■ Assignment:
Retype each entry. Leave every word as it is.

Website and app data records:
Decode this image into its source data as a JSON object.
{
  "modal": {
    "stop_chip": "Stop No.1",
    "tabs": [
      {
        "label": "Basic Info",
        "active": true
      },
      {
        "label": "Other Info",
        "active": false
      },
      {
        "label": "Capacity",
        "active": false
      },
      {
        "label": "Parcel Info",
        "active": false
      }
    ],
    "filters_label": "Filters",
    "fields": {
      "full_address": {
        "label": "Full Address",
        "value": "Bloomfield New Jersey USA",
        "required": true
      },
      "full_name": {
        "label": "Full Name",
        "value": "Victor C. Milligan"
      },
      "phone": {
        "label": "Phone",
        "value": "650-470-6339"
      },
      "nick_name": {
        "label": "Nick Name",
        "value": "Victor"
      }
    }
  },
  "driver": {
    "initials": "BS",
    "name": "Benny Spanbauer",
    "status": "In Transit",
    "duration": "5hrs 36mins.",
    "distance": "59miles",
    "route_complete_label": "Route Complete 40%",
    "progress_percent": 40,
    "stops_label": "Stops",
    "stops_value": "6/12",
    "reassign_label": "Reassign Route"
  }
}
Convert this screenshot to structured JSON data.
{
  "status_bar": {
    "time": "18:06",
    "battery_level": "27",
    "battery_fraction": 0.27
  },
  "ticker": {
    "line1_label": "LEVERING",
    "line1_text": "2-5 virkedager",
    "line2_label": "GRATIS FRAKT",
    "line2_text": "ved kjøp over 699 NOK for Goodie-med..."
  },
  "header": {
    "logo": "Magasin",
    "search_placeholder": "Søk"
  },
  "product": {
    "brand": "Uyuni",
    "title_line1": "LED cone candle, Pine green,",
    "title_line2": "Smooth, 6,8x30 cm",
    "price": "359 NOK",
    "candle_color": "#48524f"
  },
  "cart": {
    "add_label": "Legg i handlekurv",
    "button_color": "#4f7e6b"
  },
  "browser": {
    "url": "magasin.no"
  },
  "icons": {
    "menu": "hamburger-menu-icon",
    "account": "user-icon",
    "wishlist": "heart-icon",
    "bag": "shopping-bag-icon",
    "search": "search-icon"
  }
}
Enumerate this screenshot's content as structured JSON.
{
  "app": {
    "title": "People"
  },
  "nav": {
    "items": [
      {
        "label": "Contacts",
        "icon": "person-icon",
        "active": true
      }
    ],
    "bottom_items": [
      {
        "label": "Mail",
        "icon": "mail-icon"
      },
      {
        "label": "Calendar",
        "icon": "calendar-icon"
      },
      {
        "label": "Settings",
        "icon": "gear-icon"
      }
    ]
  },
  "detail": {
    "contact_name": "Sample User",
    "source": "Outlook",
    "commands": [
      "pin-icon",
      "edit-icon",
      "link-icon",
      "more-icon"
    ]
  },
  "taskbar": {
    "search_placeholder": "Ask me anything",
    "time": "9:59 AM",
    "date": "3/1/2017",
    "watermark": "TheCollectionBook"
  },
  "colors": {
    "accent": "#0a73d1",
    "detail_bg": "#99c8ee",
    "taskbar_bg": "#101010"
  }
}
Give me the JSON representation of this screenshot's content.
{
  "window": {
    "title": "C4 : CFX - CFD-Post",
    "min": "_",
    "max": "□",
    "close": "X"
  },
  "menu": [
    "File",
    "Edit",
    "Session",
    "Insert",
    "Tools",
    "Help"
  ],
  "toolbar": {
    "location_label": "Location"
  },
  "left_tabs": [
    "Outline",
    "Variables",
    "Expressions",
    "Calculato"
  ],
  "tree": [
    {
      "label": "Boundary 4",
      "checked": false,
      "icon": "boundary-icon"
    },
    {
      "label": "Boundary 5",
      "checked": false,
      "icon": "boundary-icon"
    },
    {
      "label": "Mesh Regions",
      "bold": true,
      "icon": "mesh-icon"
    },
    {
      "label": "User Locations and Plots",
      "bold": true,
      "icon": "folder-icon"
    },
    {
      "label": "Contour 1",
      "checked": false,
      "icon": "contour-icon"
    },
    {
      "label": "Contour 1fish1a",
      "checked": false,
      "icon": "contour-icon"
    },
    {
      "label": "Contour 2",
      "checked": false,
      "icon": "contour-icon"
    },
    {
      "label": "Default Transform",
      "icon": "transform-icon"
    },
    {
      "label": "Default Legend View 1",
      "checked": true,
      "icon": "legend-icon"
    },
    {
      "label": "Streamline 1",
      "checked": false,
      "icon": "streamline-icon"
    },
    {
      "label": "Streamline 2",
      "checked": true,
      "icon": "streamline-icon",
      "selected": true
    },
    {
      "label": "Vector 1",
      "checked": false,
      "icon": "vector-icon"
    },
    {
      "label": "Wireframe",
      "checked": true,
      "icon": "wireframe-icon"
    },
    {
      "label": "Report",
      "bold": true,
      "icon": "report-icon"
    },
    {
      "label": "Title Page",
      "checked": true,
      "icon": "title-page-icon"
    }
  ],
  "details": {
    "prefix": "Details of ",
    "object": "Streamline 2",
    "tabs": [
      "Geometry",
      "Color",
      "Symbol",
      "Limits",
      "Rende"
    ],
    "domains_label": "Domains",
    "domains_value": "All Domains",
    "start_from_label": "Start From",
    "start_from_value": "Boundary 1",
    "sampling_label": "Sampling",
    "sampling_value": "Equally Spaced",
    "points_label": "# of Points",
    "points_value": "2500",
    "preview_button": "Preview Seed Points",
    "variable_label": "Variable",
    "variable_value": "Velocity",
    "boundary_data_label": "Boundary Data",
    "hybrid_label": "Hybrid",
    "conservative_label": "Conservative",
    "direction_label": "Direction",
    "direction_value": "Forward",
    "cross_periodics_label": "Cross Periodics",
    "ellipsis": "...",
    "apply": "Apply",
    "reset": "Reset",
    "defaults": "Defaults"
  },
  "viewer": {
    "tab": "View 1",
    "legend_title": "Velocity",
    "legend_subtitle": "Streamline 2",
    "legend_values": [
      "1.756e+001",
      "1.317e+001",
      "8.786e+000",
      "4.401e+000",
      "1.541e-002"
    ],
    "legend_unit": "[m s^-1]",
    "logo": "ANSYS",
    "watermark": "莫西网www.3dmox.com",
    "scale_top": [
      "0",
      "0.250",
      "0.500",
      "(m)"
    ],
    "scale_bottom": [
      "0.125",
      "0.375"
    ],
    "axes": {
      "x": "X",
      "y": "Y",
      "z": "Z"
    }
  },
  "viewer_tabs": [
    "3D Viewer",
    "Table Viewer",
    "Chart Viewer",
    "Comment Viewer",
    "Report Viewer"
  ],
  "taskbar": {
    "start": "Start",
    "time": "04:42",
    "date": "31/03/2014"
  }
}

■ Solution:
Decode this image into its source data as a JSON object.
{
  "modal": {
    "stop_chip": "Stop No.1",
    "tabs": [
      {
        "label": "Basic Info",
        "active": true
      },
      {
        "label": "Other Info",
        "active": false
      },
      {
        "label": "Capacity",
        "active": false
      },
      {
        "label": "Parcel Info",
        "active": false
      }
    ],
    "filters_label": "Filters",
    "fields": {
      "full_address": {
        "label": "Full Address",
        "value": "Bloomfield New Jersey USA",
        "required": true
      },
      "full_name": {
        "label": "Full Name",
        "value": "Victor C. Milligan"
      },
      "phone": {
        "label": "Phone",
        "value": "650-470-6339"
      },
      "nick_name": {
        "label": "Nick Name",
        "value": "Victor"
      }
    }
  },
  "driver": {
    "initials": "BS",
    "name": "Benny Spanbauer",
    "status": "In Transit",
    "duration": "5hrs 36mins.",
    "distance": "59miles",
    "route_complete_label": "Route Complete 40%",
    "progress_percent": 40,
    "stops_label": "Stops",
    "stops_value": "6/12",
    "reassign_label": "Reassign Route"
  }
}
Convert this screenshot to structured JSON data.
{
  "status_bar": {
    "time": "18:06",
    "battery_level": "27",
    "battery_fraction": 0.27
  },
  "ticker": {
    "line1_label": "LEVERING",
    "line1_text": "2-5 virkedager",
    "line2_label": "GRATIS FRAKT",
    "line2_text": "ved kjøp over 699 NOK for Goodie-med..."
  },
  "header": {
    "logo": "Magasin",
    "search_placeholder": "Søk"
  },
  "product": {
    "brand": "Uyuni",
    "title_line1": "LED cone candle, Pine green,",
    "title_line2": "Smooth, 6,8x30 cm",
    "price": "359 NOK",
    "candle_color": "#48524f"
  },
  "cart": {
    "add_label": "Legg i handlekurv",
    "button_color": "#4f7e6b"
  },
  "browser": {
    "url": "magasin.no"
  },
  "icons": {
    "menu": "hamburger-menu-icon",
    "account": "user-icon",
    "wishlist": "heart-icon",
    "bag": "shopping-bag-icon",
    "search": "search-icon"
  }
}
Enumerate this screenshot's content as structured JSON.
{
  "app": {
    "title": "People"
  },
  "nav": {
    "items": [
      {
        "label": "Contacts",
        "icon": "person-icon",
        "active": true
      }
    ],
    "bottom_items": [
      {
        "label": "Mail",
        "icon": "mail-icon"
      },
      {
        "label": "Calendar",
        "icon": "calendar-icon"
      },
      {
        "label": "Settings",
        "icon": "gear-icon"
      }
    ]
  },
  "detail": {
    "contact_name": "Sample User",
    "source": "Outlook",
    "commands": [
      "pin-icon",
      "edit-icon",
      "link-icon",
      "more-icon"
    ]
  },
  "taskbar": {
    "search_placeholder": "Ask me anything",
    "time": "9:59 AM",
    "date": "3/1/2017",
    "watermark": "TheCollectionBook"
  },
  "colors": {
    "accent": "#0a73d1",
    "detail_bg": "#99c8ee",
    "taskbar_bg": "#101010"
  }
}
Give me the JSON representation of this screenshot's content.
{
  "window": {
    "title": "C4 : CFX - CFD-Post",
    "min": "_",
    "max": "□",
    "close": "X"
  },
  "menu": [
    "File",
    "Edit",
    "Session",
    "Insert",
    "Tools",
    "Help"
  ],
  "toolbar": {
    "location_label": "Location"
  },
  "left_tabs": [
    "Outline",
    "Variables",
    "Expressions",
    "Calculato"
  ],
  "tree": [
    {
      "label": "Boundary 4",
      "checked": false,
      "icon": "boundary-icon"
    },
    {
      "label": "Boundary 5",
      "checked": false,
      "icon": "boundary-icon"
    },
    {
      "label": "Mesh Regions",
      "bold": true,
      "icon": "mesh-icon"
    },
    {
      "label": "User Locations and Plots",
      "bold": true,
      "icon": "folder-icon"
    },
    {
      "label": "Contour 1",
      "checked": false,
      "icon": "contour-icon"
    },
    {
      "label": "Contour 1fish1a",
      "checked": false,
      "icon": "contour-icon"
    },
    {
      "label": "Contour 2",
      "checked": false,
      "icon": "contour-icon"
    },
    {
      "label": "Default Transform",
      "icon": "transform-icon"
    },
    {
      "label": "Default Legend View 1",
      "checked": true,
      "icon": "legend-icon"
    },
    {
      "label": "Streamline 1",
      "checked": false,
      "icon": "streamline-icon"
    },
    {
      "label": "Streamline 2",
      "checked": true,
      "icon": "streamline-icon",
      "selected": true
    },
    {
      "label": "Vector 1",
      "checked": false,
      "icon": "vector-icon"
    },
    {
      "label": "Wireframe",
      "checked": true,
      "icon": "wireframe-icon"
    },
    {
      "label": "Report",
      "bold": true,
      "icon": "report-icon"
    },
    {
      "label": "Title Page",
      "checked": true,
      "icon": "title-page-icon"
    }
  ],
  "details": {
    "prefix": "Details of ",
    "object": "Streamline 2",
    "tabs": [
      "Geometry",
      "Color",
      "Symbol",
      "Limits",
      "Rende"
    ],
    "domains_label": "Domains",
    "domains_value": "All Domains",
    "start_from_label": "Start From",
    "start_from_value": "Boundary 1",
    "sampling_label": "Sampling",
    "sampling_value": "Equally Spaced",
    "points_label": "# of Points",
    "points_value": "2500",
    "preview_button": "Preview Seed Points",
    "variable_label": "Variable",
    "variable_value": "Velocity",
    "boundary_data_label": "Boundary Data",
    "hybrid_label": "Hybrid",
    "conservative_label": "Conservative",
    "direction_label": "Direction",
    "direction_value": "Forward",
    "cross_periodics_label": "Cross Periodics",
    "ellipsis": "...",
    "apply": "Apply",
    "reset": "Reset",
    "defaults": "Defaults"
  },
  "viewer": {
    "tab": "View 1",
    "legend_title": "Velocity",
    "legend_subtitle": "Streamline 2",
    "legend_values": [
      "1.756e+001",
      "1.317e+001",
      "8.786e+000",
      "4.401e+000",
      "1.541e-002"
    ],
    "legend_unit": "[m s^-1]",
    "logo": "ANSYS",
    "watermark": "莫西网www.3dmox.com",
    "scale_top": [
      "0",
      "0.250",
      "0.500",
      "(m)"
    ],
    "scale_bottom": [
      "0.125",
      "0.375"
    ],
    "axes": {
      "x": "X",
      "y": "Y",
      "z": "Z"
    }
  },
  "viewer_tabs": [
    "3D Viewer",
    "Table Viewer",
    "Chart Viewer",
    "Comment Viewer",
    "Report Viewer"
  ],
  "taskbar": {
    "start": "Start",
    "time": "04:42",
    "date": "31/03/2014"
  }
}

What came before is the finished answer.